I have a theory about Yes, Your Grace. I think it’s a game that is dramatically affected by a player’s expectations on going in. And as such, I think it’s a game that has received some surprisingly unfair reviews based on preconceived beliefs of what it was aiming to be.
I understand why, too. Honestly, I avoided the game on release because of what I was expecting. I had somehow assumed it was going to be a game of managing a kingdom’s resources as random events playing out in a rogue-lite fashion. A game of fiddly numbers and long-term implications of inept decisions. The sort of game that seems to be astonishingly popular at the moment, but deeply off-putting to me. Except, I was utterly delighted to discover this is a narrative-led game, during which your decisions and resource choices affect how you are told its pre-written tale.
Which is, of course, what I think a lot of other people found wrong about it. In this game in which you must make hundreds of tiny decisions on a week-by-week basis as the King of your land, you ultimately don’t change the major beats of its story. But goodness me, you enormously affect how that tale is told.
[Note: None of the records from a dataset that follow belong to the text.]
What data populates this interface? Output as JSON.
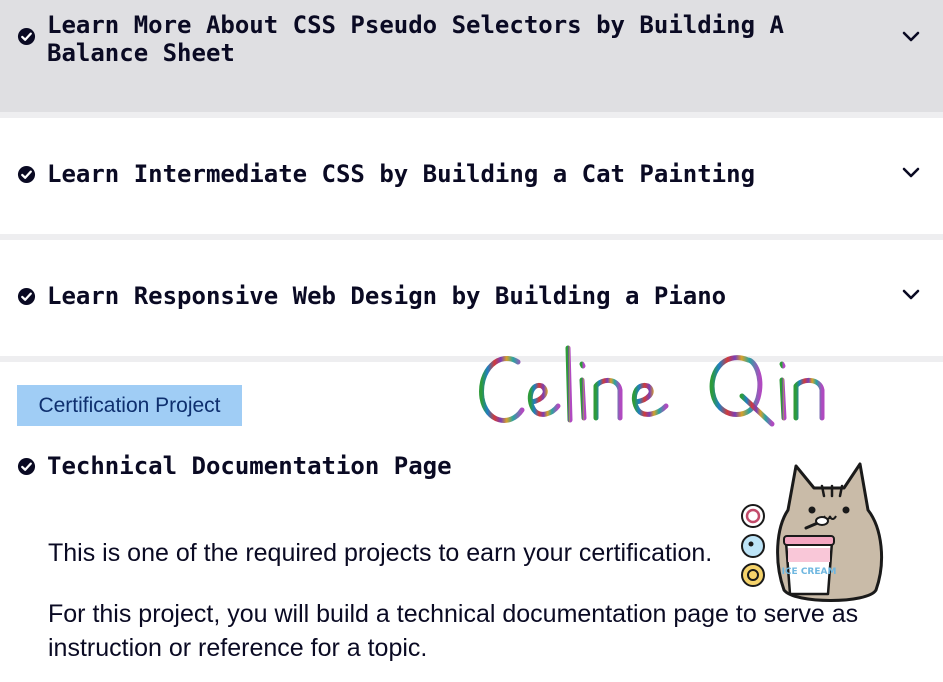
{
  "sections": [
    {
      "title": "Learn More About CSS Pseudo Selectors by Building A Balance Sheet"
    },
    {
      "title": "Learn Intermediate CSS by Building a Cat Painting"
    },
    {
      "title": "Learn Responsive Web Design by Building a Piano"
    }
  ],
  "project": {
    "badge": "Certification Project",
    "title": "Technical Documentation Page",
    "paragraphs": [
      "This is one of the required projects to earn your certification.",
      "For this project, you will build a technical documentation page to serve as instruction or reference for a topic."
    ]
  },
  "overlay": {
    "signature_text": "Celine Qin",
    "sticker_text": "ICE CREAM"
  },
  "colors": {
    "header_bg": "#dfdfe2",
    "badge_bg": "#a0cdf5",
    "text": "#0a0a23"
  }
}
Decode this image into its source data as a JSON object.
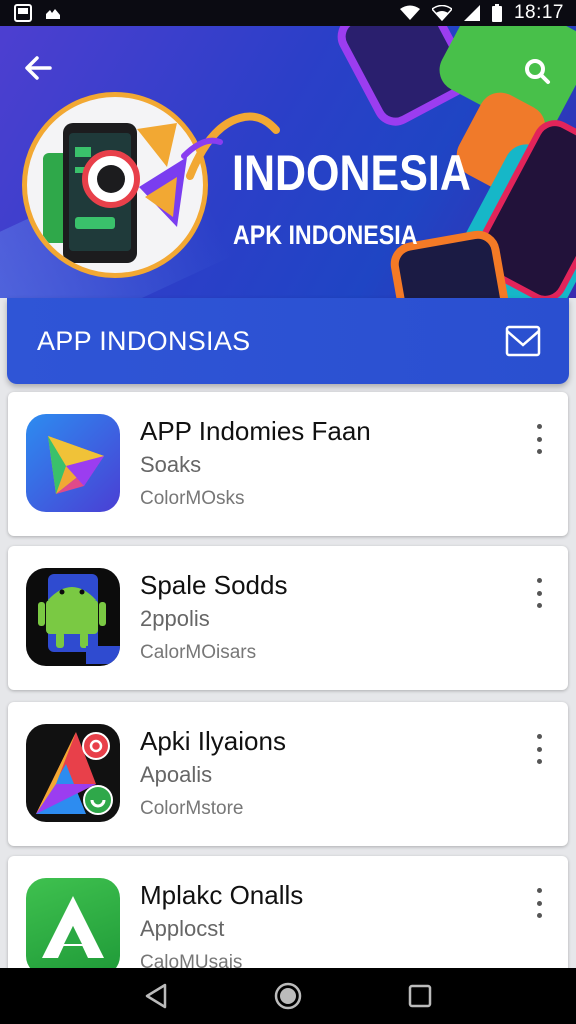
{
  "status_bar": {
    "time": "18:17",
    "icons_left": [
      "gallery-icon",
      "cloud-icon"
    ],
    "icons_right": [
      "wifi-icon",
      "wifi-signal-icon",
      "cell-signal-icon",
      "battery-icon"
    ]
  },
  "hero": {
    "title": "INDONESIA",
    "subtitle": "APK INDONESIA"
  },
  "section": {
    "title": "APP INDONSIAS"
  },
  "apps": [
    {
      "name": "APP Indomies Faan",
      "subtitle": "Soaks",
      "meta": "ColorMOsks"
    },
    {
      "name": "Spale Sodds",
      "subtitle": "2ppolis",
      "meta": "CalorMOisars"
    },
    {
      "name": "Apki Ilyaions",
      "subtitle": "Apoalis",
      "meta": "ColorMstore"
    },
    {
      "name": "Mplakc Onalls",
      "subtitle": "Applocst",
      "meta": "CaloMUsais"
    }
  ],
  "colors": {
    "hero_blue": "#2b3fc8",
    "section_blue": "#2f55d6",
    "accent_orange": "#f2a833"
  }
}
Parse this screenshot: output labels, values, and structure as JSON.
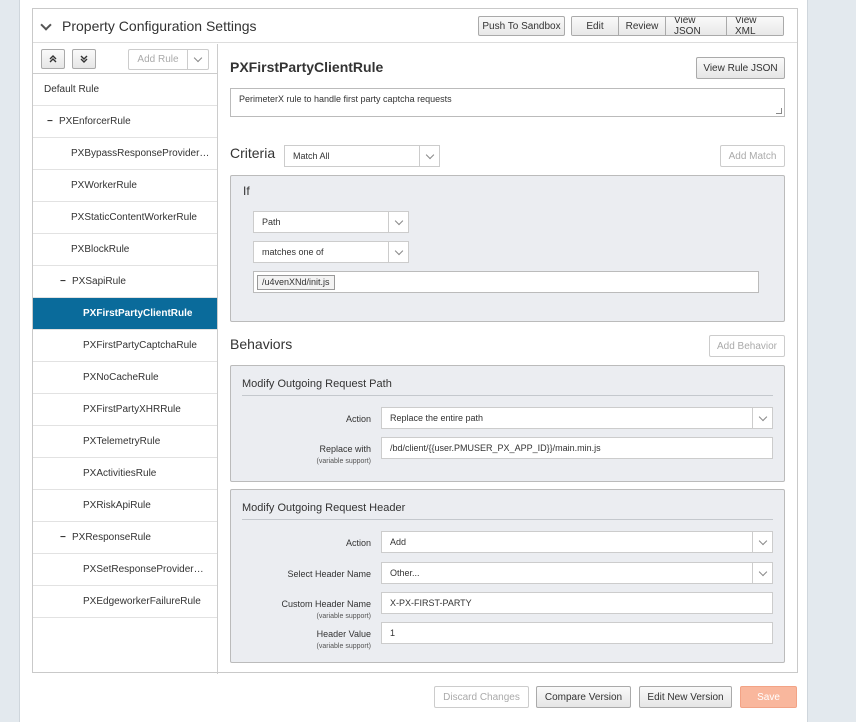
{
  "header": {
    "title": "Property Configuration Settings",
    "push_sandbox": "Push To Sandbox",
    "edit": "Edit",
    "review": "Review",
    "view_json": "View JSON",
    "view_xml": "View XML"
  },
  "sidebar": {
    "add_rule": "Add Rule",
    "items": [
      {
        "label": "Default Rule"
      },
      {
        "label": "PXEnforcerRule"
      },
      {
        "label": "PXBypassResponseProvider…"
      },
      {
        "label": "PXWorkerRule"
      },
      {
        "label": "PXStaticContentWorkerRule"
      },
      {
        "label": "PXBlockRule"
      },
      {
        "label": "PXSapiRule"
      },
      {
        "label": "PXFirstPartyClientRule"
      },
      {
        "label": "PXFirstPartyCaptchaRule"
      },
      {
        "label": "PXNoCacheRule"
      },
      {
        "label": "PXFirstPartyXHRRule"
      },
      {
        "label": "PXTelemetryRule"
      },
      {
        "label": "PXActivitiesRule"
      },
      {
        "label": "PXRiskApiRule"
      },
      {
        "label": "PXResponseRule"
      },
      {
        "label": "PXSetResponseProvider…"
      },
      {
        "label": "PXEdgeworkerFailureRule"
      }
    ]
  },
  "rule": {
    "name": "PXFirstPartyClientRule",
    "view_rule_json": "View Rule JSON",
    "description": "PerimeterX rule to handle first party captcha requests"
  },
  "criteria": {
    "label": "Criteria",
    "match": "Match All",
    "add_match": "Add Match",
    "if_label": "If",
    "field": "Path",
    "operator": "matches one of",
    "value": "/u4venXNd/init.js"
  },
  "behaviors": {
    "label": "Behaviors",
    "add_behavior": "Add Behavior",
    "path": {
      "title": "Modify Outgoing Request Path",
      "action_label": "Action",
      "action_value": "Replace the entire path",
      "replace_label": "Replace with",
      "variable_support": "(variable support)",
      "replace_value": "/bd/client/{{user.PMUSER_PX_APP_ID}}/main.min.js"
    },
    "header": {
      "title": "Modify Outgoing Request Header",
      "action_label": "Action",
      "action_value": "Add",
      "select_label": "Select Header Name",
      "select_value": "Other...",
      "custom_label": "Custom Header Name",
      "custom_value": "X-PX-FIRST-PARTY",
      "value_label": "Header Value",
      "value_value": "1",
      "variable_support": "(variable support)"
    }
  },
  "footer": {
    "discard": "Discard Changes",
    "compare": "Compare Version",
    "edit_new": "Edit New Version",
    "save": "Save"
  }
}
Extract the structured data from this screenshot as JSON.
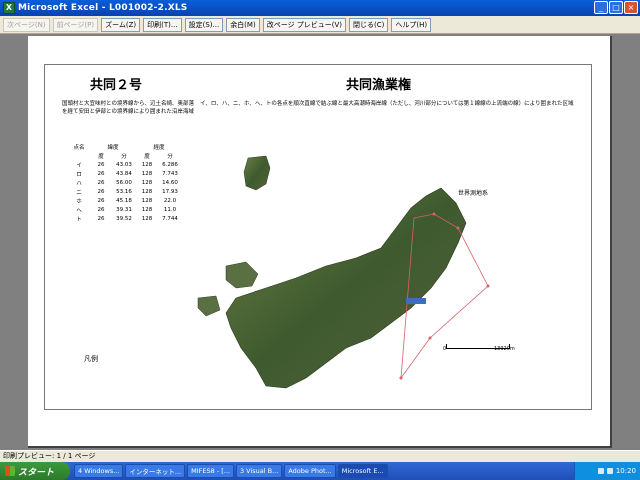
{
  "window": {
    "icon_label": "X",
    "title": "Microsoft Excel - L001002-2.XLS",
    "buttons": [
      "_",
      "□",
      "×"
    ]
  },
  "toolbar": {
    "buttons": [
      {
        "label": "次ページ(N)",
        "enabled": false
      },
      {
        "label": "前ページ(P)",
        "enabled": false
      },
      {
        "label": "ズーム(Z)",
        "enabled": true
      },
      {
        "label": "印刷(T)...",
        "enabled": true
      },
      {
        "label": "設定(S)...",
        "enabled": true
      },
      {
        "label": "余白(M)",
        "enabled": true
      },
      {
        "label": "改ページ プレビュー(V)",
        "enabled": true
      },
      {
        "label": "閉じる(C)",
        "enabled": true
      },
      {
        "label": "ヘルプ(H)",
        "enabled": true
      }
    ]
  },
  "document": {
    "title_left": "共同２号",
    "title_right": "共同漁業権",
    "description_left": "国頭村と大宜味村との境界線から、辺土名崎、奥部落を経て安田と伊部との境界線により囲まれた沿岸海域",
    "description_right": "イ、ロ、ハ、ニ、ホ、ヘ、トの各点を順次直線で結ぶ線と最大高潮時海岸線（ただし、河川部分については第１線線の上流端の線）により囲まれた区域",
    "coordinate_table": {
      "headers": {
        "point": "点名",
        "latitude": "緯度",
        "longitude": "経度",
        "deg": "度",
        "min": "分"
      },
      "rows": [
        [
          "イ",
          "26",
          "43.03",
          "128",
          "6.286"
        ],
        [
          "ロ",
          "26",
          "43.84",
          "128",
          "7.743"
        ],
        [
          "ハ",
          "26",
          "56.00",
          "128",
          "14.60"
        ],
        [
          "ニ",
          "26",
          "53.16",
          "128",
          "17.93"
        ],
        [
          "ホ",
          "26",
          "45.18",
          "128",
          "22.0"
        ],
        [
          "ヘ",
          "26",
          "39.31",
          "128",
          "11.0"
        ],
        [
          "ト",
          "26",
          "39.52",
          "128",
          "7.744"
        ]
      ]
    },
    "legend_label": "凡例",
    "map": {
      "datum_label": "世界測地系",
      "scale_start": "0",
      "scale_end": "13920m",
      "boundary_color": "#d8606a",
      "land_color": "#4f6b3a",
      "water_color": "#ffffff"
    }
  },
  "status": {
    "text": "印刷プレビュー: 1 / 1 ページ"
  },
  "taskbar": {
    "start_label": "スタート",
    "tasks": [
      {
        "label": "4 Windows...",
        "active": false
      },
      {
        "label": "インターネット...",
        "active": false
      },
      {
        "label": "MIFES8 - [...",
        "active": false
      },
      {
        "label": "3 Visual B...",
        "active": false
      },
      {
        "label": "Adobe Phot...",
        "active": false
      },
      {
        "label": "Microsoft E...",
        "active": true
      }
    ],
    "clock": "10:20"
  }
}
You are King Eryk, father of three daughters, married to your faithful Queen, in a setting that could fit very easily into a minor backstory region of Game Of Thrones. Which may feel like a lazy reference point, but it’s unquestionably a huge influence on the overall themes, albeit without the all-pervading grimness and gratuitous smut. War is coming, it’s weeks away, and you have a kingdom of villages and villagers to take care of with very limited supplies and money.
Each day (it’s actually broken down into weeks, but works like a day, and well, you get used to it) you have a line of people who want an audience with your majesty, whether they’re visiting noblepersons after some sort of diplomatic allegiance, local peasants asking for help with their parochial problems, or members of your own family trying to get your attention for more personal matters. Basically everyone either wants money, resources, or the time of your key staff, and you have to make difficult decisions about who you’ll look after, and who you’ll essentially abandon due to lack of supply.
The latter is largely because of the bigger picture, as you build up toward the inevitable invasion of enemy forces, needing to secure the loyalty of surrounding leaders to stand by you in battle, as well as have enough money to pay your staff, and buy the defences you’ll need. Which is all the stuff that put me off, making me think this was more of a management game than anything else. And it really isn’t! First and foremost, this is a narrative adventure.
It looks and plays much more like a point-and-clicker than anything else. And a beautifully drawn one at that. The writing is fabulous throughout, and the depth of relationship that’s established between ol’ Kingy and his family is incredible for a game that can be completed in four or five hours. (Completed the first time, that is, because you’ll definitely want to return to it to see how else things can play out.) I really feel like I got to know each daughter as real individuals, even if part of that was smart use of familiar tropes.
Sadly this wasn’t so much the case with his wife. She’s definitely the most underwritten character in the game, and rather disappointingly has no agency whatsoever – her most frequent line from her bedroom-bound life is, “I’ll just stay in here.”
There are some other aspects that feel a little unfinished. The map, from which you send out your agents to nearby villages, is clumsy and confusing, popping up windows full of “??” rather than useful information, and village names vanish once they’re visited making it very confusing to keep track of things. The entire map really should have been scrapped and started over. I’d also have liked it if it could just not offer a way to start conversations with characters when all you can say is “Goodbye”. Or better yet, write more incidental chat for such occasions.
But overall, this was far from the rogueish resource management game I’d feared, and a far more rounded story adventure. Which made it exactly what I wanted, while I completely understand how the reverse happened for so many others.
Disclaimer: While I’ve never worked with No More Robots, we have discussed ideas in the past.